After the lings have been landed on deck, de-hooked, allowed to bleed, headed, gutted, and thoroughly washed, they're staged on our hatch for one final look-over before entering the blast freezer downstairs.
When placed in the blast freezer, fresh lingcod are laid out on sheets of aluminum, to retain their shape until frozen solid. They freeze solid in about an hour or two, at which point they can be popped off the plates, and stored in the bins of our fish hold. And that's just half the job.
Once we've filled a good portion of the fish hold, or weather forces us to port - whichever comes first - we pause fishing to "glaze" our fish. "Glazing" means that each individual fish is dipped in a bath of chilled seawater, leaving a thin layer of ice covering the entirety of the fish. This ensures that the fish retains its moisture, flavor, and freshness! After being dipped, the fish are propped up around the fish hold to ensure the glaze is fully set before the fish are re-stacked away. We completed our first round of glazing yesterday, and it took about three hours.
The ambient air temperature in our freezer is between - 35F and - 39F degrees - and that's behind the evaporator fan, out if the wind! Where we work, in full blast of the fan, the temperature is around -60F or colder. We wear freezer suits, snowmobile boots, balaclavas, and work as hard and fast as possible. We're definitely chilled after spending 3+ hours down there, but it's actually not as bad as it sounds. Plus, it makes the Alaskan climate feel positively BALMY.

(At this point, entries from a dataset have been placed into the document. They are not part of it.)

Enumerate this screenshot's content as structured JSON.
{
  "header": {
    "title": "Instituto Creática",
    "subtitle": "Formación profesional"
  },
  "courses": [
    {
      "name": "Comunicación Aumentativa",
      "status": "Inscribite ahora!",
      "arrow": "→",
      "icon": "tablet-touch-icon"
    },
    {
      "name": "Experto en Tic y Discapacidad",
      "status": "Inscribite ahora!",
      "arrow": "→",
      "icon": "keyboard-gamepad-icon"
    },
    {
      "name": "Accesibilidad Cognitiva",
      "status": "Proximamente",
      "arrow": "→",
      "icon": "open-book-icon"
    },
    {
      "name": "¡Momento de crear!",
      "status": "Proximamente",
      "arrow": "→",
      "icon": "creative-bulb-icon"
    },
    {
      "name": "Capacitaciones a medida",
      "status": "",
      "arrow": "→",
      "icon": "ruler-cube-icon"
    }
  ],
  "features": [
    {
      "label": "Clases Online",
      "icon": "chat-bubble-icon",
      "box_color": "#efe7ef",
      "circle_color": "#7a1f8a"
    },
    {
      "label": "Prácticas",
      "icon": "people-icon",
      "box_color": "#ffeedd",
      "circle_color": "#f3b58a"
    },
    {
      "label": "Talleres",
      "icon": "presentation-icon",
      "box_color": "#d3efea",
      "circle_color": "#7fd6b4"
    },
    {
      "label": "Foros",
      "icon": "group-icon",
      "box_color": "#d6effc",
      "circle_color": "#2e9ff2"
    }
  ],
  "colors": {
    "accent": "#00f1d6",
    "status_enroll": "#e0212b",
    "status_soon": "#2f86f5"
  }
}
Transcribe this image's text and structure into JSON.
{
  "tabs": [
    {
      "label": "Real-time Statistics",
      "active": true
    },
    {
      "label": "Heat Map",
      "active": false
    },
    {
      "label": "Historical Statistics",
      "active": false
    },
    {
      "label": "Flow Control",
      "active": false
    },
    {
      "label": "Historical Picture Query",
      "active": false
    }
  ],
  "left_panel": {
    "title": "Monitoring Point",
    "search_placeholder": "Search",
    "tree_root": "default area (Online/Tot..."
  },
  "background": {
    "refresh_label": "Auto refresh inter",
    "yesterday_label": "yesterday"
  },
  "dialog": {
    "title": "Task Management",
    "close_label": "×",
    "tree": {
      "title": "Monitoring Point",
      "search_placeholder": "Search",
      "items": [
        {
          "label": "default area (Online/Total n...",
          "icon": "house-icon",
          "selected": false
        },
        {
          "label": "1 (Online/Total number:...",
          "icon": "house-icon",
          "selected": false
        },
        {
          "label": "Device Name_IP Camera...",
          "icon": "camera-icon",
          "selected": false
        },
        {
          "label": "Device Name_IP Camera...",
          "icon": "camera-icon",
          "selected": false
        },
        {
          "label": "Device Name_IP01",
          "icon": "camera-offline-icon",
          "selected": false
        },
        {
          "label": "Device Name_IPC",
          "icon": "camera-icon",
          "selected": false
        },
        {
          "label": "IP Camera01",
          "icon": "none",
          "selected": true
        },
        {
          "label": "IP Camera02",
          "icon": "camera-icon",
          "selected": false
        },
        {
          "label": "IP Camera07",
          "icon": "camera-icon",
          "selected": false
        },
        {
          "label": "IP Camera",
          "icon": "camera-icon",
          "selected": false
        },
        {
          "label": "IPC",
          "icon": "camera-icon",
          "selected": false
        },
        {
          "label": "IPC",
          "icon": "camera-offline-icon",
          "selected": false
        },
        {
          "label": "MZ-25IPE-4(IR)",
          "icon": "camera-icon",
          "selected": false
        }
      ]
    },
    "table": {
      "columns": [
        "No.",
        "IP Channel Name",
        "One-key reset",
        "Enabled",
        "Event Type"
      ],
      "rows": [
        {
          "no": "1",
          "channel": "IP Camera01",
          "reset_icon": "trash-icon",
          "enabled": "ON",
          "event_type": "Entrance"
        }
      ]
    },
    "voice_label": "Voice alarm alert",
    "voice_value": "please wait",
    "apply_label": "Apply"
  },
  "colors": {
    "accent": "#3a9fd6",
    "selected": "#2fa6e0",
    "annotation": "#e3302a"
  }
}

Now that all the fish on board are glazed, we can enjoy the rest of our stormy time in port. The weather looks like it should break tomorrow, so we'll be able to head back out and do it all over again!